“Silence is often harmful and serves to perpetuate discrimination,” said the resolution. “We will no longer remain silent,” church leaders stated in a recent Star Tribune article.
On Friday, the Evangelical Covenant Church voted to evict First Covenant Church of Minneapolis from the denomination and remove the credentials of lead pastor Dan Collison because of First Covenant’s commitment to be a welcoming community to all people. “Love all” is the church’s slogan, and, because of their inclusivity of all, especially the LGBTQ+ community, the church has been embroiled in conflict with the national denomination for five years. Following the decision, this was posted on First Covenant’s Facebook page:
We are deeply grieved as we find ourselves cast out by a denomination that has historically been able to hold differences and find a middle way. We will continue to serve and fully embrace anyone who walks through our doors.
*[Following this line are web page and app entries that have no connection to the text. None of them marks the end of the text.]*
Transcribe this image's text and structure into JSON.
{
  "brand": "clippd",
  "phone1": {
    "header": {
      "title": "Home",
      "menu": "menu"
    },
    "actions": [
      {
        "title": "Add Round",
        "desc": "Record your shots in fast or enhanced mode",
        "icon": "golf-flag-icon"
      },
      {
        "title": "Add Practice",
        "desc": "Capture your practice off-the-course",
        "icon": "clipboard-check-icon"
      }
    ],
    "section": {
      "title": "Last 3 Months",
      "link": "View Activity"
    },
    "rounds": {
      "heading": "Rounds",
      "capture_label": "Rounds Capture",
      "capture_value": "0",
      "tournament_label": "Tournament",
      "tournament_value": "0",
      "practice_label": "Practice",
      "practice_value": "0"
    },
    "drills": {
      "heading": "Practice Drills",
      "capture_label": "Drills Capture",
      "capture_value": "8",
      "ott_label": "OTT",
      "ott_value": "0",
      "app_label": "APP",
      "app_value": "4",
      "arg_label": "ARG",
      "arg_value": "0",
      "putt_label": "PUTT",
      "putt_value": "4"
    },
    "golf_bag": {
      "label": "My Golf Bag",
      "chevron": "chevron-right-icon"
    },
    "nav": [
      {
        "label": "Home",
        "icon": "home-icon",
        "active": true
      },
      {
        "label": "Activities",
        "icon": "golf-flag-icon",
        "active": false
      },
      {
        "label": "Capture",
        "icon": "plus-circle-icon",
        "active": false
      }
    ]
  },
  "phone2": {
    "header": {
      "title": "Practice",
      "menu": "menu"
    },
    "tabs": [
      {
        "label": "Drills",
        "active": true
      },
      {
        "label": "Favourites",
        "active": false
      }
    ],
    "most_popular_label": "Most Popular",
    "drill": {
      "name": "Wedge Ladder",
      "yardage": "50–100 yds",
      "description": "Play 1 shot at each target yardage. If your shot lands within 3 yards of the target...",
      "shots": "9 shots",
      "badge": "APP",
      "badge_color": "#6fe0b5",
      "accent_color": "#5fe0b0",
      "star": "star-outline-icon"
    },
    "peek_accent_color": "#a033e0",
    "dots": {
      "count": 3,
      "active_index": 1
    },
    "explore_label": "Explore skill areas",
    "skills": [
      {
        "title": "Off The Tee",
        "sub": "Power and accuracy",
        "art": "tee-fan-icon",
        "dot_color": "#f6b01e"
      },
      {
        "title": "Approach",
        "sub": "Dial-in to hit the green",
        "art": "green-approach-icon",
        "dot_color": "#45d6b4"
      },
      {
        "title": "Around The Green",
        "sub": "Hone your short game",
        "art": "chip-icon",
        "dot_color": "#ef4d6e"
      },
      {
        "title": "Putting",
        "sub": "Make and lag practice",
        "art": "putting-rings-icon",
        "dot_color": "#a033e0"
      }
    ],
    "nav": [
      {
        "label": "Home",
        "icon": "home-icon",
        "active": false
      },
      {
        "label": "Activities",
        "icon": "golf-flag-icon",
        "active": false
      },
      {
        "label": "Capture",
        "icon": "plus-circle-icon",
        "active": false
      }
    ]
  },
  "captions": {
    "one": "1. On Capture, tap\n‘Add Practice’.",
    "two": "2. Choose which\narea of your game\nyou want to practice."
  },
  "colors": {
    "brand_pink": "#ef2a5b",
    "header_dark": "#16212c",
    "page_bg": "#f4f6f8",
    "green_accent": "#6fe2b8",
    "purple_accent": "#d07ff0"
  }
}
The community of First Covenant Church Minneapolis owns the name and building, and our journey continues in love.
All are welcome here.
Our journey continues in love . . . in both of these instances the church could have cowered in fear because of decisions made at a higher level. Instead, grounded in the foundation of God’s assurances and leaning into love rather than freezing, fighting or fleeing, the example of these faith communities invites us to do likewise. Of what are we currently afraid? The calling of a new minister? The continued work of racial justice? The reality that the church does not feel the same as it did a generation ago, a decade ago, even a year ago? What could happen if, instead of fearing the future, we embraced the possibilities of what is to come because we trust that love always wins . . . that our journey together continues in love?
We are weaned from our timidity
In the flush of love’s light
we dare be brave
And suddenly we see
that love costs all we are
and will ever be.
Yet it is only love
which sets us free.
May you indeed claim love—and not heights or flights or crowds or new situations or elevators or loneliness or death or spiders or water or the future or your financial situation or whatever it is you fear. But claim only love to “liberate you into life.” Amen.